WORK ITEM | Within the listing below, locate all lines containing the word "emoji". Copy each one.

DATA PROVIDED |
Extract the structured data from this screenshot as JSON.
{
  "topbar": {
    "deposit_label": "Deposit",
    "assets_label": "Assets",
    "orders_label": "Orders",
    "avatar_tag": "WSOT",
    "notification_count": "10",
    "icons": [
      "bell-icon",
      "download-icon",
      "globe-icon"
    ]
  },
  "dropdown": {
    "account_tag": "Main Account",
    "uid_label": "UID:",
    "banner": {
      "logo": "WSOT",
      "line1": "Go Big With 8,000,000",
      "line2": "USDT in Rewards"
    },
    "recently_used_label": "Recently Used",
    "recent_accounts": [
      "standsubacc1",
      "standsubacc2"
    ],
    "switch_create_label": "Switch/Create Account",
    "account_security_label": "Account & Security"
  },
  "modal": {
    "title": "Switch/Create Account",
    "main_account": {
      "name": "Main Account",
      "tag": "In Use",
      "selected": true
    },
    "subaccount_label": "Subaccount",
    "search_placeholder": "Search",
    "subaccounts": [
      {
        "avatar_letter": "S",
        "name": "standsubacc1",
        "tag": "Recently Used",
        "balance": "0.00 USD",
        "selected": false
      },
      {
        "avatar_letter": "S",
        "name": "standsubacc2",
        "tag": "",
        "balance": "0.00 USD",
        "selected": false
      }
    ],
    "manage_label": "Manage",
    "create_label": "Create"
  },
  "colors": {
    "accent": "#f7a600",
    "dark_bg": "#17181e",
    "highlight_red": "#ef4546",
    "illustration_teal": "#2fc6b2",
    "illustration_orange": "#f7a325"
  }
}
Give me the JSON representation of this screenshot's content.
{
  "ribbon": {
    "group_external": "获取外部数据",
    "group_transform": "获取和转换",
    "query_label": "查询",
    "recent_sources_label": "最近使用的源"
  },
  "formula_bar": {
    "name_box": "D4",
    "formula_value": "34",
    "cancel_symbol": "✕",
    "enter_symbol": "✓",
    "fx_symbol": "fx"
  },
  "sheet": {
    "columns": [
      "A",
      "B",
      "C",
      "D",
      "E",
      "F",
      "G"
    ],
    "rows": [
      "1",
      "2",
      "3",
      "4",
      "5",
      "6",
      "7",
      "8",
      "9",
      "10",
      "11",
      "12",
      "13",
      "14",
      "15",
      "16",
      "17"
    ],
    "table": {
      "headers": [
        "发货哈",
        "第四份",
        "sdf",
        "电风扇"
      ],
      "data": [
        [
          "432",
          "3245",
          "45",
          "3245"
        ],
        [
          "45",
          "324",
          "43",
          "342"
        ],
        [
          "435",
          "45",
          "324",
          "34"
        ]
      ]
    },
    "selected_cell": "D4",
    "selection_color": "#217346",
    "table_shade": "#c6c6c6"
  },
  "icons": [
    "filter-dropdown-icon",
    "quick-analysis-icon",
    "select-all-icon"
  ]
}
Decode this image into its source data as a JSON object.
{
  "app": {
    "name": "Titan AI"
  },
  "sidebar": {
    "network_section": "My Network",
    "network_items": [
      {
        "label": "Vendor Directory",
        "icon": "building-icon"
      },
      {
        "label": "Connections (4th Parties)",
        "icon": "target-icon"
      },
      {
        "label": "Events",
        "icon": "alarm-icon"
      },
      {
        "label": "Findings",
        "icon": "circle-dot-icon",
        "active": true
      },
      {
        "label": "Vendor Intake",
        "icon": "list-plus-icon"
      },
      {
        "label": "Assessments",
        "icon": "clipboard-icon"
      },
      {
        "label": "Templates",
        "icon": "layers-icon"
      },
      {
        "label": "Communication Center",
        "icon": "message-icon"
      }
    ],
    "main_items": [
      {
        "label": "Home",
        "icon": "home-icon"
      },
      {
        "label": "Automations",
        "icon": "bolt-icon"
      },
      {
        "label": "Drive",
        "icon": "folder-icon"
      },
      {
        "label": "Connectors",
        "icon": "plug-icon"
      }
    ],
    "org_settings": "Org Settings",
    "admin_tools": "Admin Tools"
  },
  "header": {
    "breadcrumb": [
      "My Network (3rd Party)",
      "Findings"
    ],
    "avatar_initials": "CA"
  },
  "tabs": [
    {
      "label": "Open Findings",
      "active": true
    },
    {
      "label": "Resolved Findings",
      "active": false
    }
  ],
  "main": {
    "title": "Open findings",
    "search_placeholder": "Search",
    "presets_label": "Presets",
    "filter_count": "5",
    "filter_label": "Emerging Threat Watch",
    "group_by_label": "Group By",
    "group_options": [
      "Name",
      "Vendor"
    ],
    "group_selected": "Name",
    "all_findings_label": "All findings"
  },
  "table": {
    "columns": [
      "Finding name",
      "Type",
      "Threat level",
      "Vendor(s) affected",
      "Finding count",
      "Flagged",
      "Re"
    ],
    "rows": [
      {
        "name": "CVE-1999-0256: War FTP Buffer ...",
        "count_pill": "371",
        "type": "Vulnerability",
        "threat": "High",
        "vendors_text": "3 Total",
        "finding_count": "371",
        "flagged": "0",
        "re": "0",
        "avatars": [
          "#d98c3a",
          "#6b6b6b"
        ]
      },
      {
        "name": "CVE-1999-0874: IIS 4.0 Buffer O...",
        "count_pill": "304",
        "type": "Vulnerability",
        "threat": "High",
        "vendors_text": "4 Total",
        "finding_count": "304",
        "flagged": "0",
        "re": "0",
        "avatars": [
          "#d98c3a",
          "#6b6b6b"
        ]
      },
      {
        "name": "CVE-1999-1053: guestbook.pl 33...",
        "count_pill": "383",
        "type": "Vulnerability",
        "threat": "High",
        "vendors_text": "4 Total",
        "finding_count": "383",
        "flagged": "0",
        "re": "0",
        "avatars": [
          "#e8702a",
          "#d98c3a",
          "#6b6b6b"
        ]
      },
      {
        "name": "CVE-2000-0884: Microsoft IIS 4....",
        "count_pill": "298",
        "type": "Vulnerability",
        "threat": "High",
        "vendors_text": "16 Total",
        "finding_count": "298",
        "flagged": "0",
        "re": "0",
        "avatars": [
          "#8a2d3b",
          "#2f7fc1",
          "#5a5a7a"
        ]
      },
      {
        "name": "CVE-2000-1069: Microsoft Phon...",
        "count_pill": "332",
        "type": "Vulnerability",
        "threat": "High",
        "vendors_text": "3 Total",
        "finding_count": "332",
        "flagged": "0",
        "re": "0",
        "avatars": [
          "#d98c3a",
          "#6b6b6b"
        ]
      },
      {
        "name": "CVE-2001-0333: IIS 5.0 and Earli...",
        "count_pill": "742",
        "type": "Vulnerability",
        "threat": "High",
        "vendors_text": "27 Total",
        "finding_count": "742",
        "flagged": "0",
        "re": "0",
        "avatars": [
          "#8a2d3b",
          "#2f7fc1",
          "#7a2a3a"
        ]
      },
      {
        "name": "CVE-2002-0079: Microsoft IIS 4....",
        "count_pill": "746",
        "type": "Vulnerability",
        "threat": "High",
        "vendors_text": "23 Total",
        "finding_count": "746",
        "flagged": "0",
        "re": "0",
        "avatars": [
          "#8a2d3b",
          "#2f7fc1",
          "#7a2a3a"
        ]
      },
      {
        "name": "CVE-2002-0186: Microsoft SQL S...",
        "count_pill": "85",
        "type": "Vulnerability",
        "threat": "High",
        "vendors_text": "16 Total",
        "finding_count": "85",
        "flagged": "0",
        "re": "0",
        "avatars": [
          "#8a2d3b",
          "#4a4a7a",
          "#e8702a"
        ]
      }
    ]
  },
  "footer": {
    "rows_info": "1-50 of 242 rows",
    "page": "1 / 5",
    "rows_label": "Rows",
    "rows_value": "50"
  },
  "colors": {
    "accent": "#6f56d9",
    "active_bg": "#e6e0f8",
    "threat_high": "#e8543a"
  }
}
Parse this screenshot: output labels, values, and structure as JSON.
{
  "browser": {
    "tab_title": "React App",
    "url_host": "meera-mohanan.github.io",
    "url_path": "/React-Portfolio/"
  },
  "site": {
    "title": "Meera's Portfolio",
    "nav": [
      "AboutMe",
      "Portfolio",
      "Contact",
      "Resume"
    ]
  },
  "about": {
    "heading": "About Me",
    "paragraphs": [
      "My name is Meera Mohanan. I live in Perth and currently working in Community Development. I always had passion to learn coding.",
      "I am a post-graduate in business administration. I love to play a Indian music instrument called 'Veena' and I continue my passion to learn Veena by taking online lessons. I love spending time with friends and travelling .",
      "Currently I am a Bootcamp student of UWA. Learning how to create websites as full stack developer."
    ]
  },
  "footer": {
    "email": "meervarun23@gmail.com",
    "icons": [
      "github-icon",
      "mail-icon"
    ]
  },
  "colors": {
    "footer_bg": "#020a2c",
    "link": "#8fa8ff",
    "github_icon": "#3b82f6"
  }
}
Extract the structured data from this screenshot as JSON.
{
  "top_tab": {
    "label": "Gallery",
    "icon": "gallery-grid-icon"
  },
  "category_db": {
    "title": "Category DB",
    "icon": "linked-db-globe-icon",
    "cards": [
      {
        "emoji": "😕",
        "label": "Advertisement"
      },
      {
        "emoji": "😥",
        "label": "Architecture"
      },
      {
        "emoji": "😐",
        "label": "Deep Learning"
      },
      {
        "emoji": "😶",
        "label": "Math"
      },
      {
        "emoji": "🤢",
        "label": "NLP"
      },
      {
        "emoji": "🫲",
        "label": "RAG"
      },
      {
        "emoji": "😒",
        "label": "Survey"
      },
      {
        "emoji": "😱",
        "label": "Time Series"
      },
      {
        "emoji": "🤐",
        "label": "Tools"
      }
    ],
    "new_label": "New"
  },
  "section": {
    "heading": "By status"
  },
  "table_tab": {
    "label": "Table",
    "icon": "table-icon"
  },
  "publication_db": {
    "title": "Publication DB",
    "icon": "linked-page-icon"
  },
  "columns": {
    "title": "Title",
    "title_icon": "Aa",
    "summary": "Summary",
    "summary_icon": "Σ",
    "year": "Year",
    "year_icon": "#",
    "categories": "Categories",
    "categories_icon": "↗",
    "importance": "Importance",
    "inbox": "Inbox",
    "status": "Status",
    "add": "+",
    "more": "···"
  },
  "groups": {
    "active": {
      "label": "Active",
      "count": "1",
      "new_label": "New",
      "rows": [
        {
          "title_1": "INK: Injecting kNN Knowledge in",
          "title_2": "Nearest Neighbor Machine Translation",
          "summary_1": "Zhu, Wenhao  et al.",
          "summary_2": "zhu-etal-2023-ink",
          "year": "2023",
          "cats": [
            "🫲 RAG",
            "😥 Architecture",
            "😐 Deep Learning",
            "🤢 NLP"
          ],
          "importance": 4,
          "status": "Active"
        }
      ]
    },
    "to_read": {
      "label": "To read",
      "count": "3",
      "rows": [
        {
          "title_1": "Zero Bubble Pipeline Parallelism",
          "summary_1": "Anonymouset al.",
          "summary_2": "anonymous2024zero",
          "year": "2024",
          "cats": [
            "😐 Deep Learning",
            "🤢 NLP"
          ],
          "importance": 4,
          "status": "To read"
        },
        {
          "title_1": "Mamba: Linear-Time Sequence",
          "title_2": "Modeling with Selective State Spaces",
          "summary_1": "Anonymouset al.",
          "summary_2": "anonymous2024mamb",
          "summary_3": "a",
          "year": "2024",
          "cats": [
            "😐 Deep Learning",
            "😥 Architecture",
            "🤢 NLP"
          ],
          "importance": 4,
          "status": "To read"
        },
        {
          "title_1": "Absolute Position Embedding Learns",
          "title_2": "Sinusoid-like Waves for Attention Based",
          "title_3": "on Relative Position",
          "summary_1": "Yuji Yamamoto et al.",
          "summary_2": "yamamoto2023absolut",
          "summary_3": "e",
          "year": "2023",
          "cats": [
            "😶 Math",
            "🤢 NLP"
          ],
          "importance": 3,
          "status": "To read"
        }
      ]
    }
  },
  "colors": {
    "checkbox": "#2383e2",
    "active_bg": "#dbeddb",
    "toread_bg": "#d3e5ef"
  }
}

EXERCISE SOLUTION |
        "emoji": "😕",
        "emoji": "😥",
        "emoji": "😐",
        "emoji": "😶",
        "emoji": "🤢",
        "emoji": "🫲",
        "emoji": "😒",
        "emoji": "😱",
        "emoji": "🤐",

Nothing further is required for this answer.